Levy, another warning I should have listened to before
climbing into the car with Stallman. "This is one
reason why hackers generally hate driving cars-the
system of randomly programmed red lights and oddly laid
out one-way streets causes delays which are so goddamn
unnecessary [Levy's emphasis] that the impulse is to
rearrange signs, open up traffic-light control boxes .
. . redesign the entire system."See Steven Levy, Hackers (Penguin USA
1984): 40.

More frustrating, however, is the duplicity of our
trusted guide. Instead of searching out a clever
shortcut-as any true hacker would do on instinct-the
driver ahead of us has instead chosen to play along
with the city planners' game. Like Virgil in Dante's
Inferno, our guide is determined to give us the full
guided tour of this hacker hell whether we want it or not.

Before I can make this observation to Stallman, the
driver finally hits his right turn signal. Stallman's
hunched shoulders relax slightly, and for a moment the
air of tension within the car dissipates. The tension
comes back, however, as the driver in front of us slows
down. "Construction Ahead" signs line both sides of the
street, and even though the Pilani Highway lies less
than a quarter mile off in the distance, the two-lane
road between us and the highway is blocked by a dormant
bulldozer and two large mounds of dirt.

It takes Stallman a few seconds to register what's
going on as our guide begins executing a clumsy
five-point U-turn in front of us. When he catches a
glimpse of the bulldozer and the "No Through Access"
signs just beyond, Stallman finally boils over.

"Why, why, why?" he whines, throwing his head back.
"You should have known the road was blocked. You should
have known this way wouldn't work. You did this deliberately."
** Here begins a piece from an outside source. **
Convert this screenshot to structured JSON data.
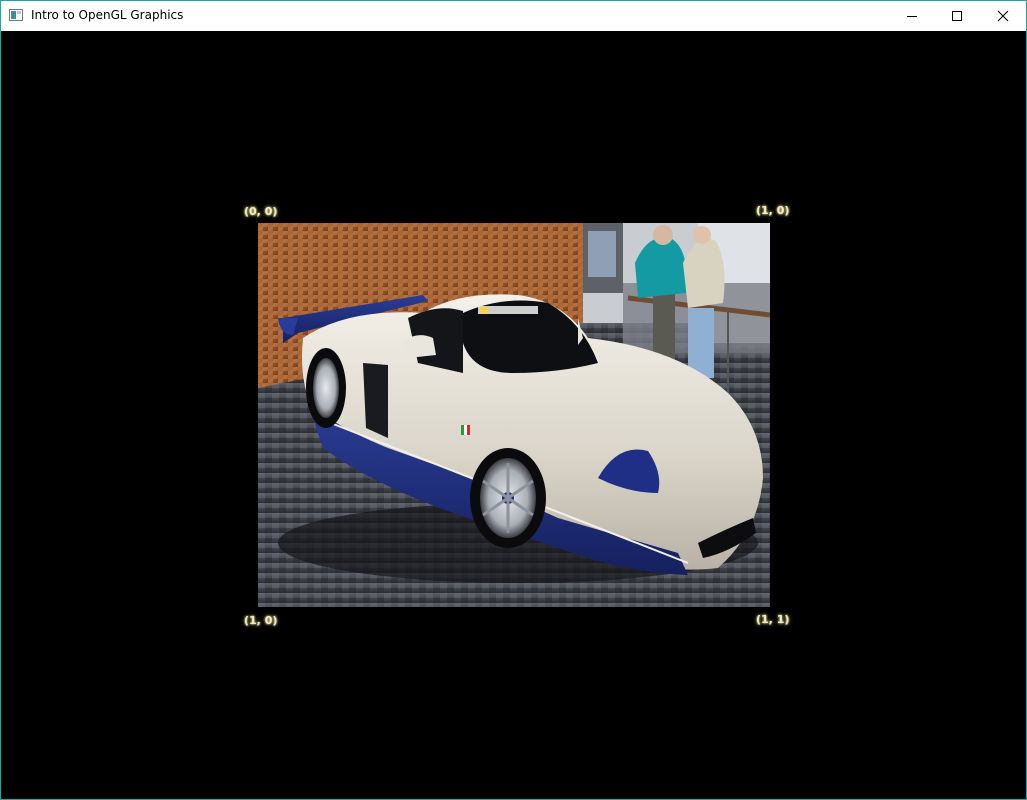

The driver finishes the turn and passes us on the way
back toward the main drag. As he does so, he shakes his
head and gives us an apologetic shrug. Coupled with a
toothy grin, the driver's gesture reveals a touch of
mainlander frustration but is tempered with a
protective dose of islander fatalism. Coming through
the sealed windows of our rental car, it spells out a
succinct message: "Hey, it's Maui; what are you gonna do?"

Stallman can take it no longer.

"Don't you fucking smile!" he shouts, fogging up the
glass as he does so. "It's your fucking fault. This all
could have been so much easier if we had just done it
my way."

Stallman accents the words "my way" by gripping the
steering wheel and pulling himself towards it twice.
The image of Stallman's lurching frame is like that of
a child throwing a temper tantrum in a car seat, an
image further underlined by the tone of Stallman's
voice. Halfway between anger and anguish, Stallman
seems to be on the verge of tears.

Fortunately, the tears do not arrive. Like a summer
cloudburst, the tantrum ends almost as soon as it
begins. After a few whiny gasps, Stallman shifts the
car into reverse and begins executing his own U-turn.
By the time we are back on the main drag, his face is
as impassive as it was when we left the hotel 30
minutes earlier.

It takes less than five minutes to reach the next
cross-street. This one offers easy highway access, and
within seconds, we are soon speeding off toward Pa'ia
at a relaxing rate of speed. The sun that once loomed
bright and yellow over Stallman's left shoulder is now
burning a cool orange-red in our rearview mirror. It
lends its color to the gauntlet wili wili trees flying
past us on both sides of the highway.

For the next 20 minutes, the only sound in our vehicle,
aside from the ambient hum of the car's engine and
tires, is the sound of a cello and a violin trio
playing the mournful strains of an Appalachian folk
tune. Endnote